Source data:
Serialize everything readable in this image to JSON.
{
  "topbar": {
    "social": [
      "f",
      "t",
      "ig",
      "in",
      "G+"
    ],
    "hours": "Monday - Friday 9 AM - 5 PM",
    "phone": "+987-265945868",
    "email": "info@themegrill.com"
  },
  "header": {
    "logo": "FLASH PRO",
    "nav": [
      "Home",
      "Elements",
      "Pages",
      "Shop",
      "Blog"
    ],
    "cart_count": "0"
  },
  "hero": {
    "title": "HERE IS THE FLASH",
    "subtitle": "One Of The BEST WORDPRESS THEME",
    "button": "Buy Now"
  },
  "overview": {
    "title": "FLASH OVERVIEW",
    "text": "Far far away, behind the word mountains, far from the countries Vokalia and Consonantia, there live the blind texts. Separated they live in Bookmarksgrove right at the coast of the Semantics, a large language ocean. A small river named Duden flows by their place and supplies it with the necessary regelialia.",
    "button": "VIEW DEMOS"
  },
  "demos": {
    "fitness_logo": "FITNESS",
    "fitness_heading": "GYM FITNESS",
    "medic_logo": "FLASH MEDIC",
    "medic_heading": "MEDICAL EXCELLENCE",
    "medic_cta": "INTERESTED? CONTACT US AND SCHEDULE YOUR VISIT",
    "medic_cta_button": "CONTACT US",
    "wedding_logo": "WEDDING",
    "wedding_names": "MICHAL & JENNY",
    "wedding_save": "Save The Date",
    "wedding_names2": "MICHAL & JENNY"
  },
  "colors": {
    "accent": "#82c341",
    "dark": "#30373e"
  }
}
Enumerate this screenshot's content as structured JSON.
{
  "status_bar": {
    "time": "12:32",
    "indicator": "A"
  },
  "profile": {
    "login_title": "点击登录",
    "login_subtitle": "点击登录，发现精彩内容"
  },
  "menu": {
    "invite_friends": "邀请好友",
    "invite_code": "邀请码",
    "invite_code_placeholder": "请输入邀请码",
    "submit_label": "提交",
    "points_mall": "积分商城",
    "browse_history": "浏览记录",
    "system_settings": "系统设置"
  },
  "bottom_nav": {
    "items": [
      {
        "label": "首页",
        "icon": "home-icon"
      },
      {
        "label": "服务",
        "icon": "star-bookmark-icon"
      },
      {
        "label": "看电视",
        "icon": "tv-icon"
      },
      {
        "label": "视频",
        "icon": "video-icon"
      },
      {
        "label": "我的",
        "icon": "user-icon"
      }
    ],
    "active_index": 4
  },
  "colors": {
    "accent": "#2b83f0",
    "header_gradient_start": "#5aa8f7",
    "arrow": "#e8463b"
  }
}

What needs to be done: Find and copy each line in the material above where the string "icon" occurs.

Answer section:
        "icon": "home-icon"
        "icon": "star-bookmark-icon"
        "icon": "tv-icon"
        "icon": "video-icon"
        "icon": "user-icon"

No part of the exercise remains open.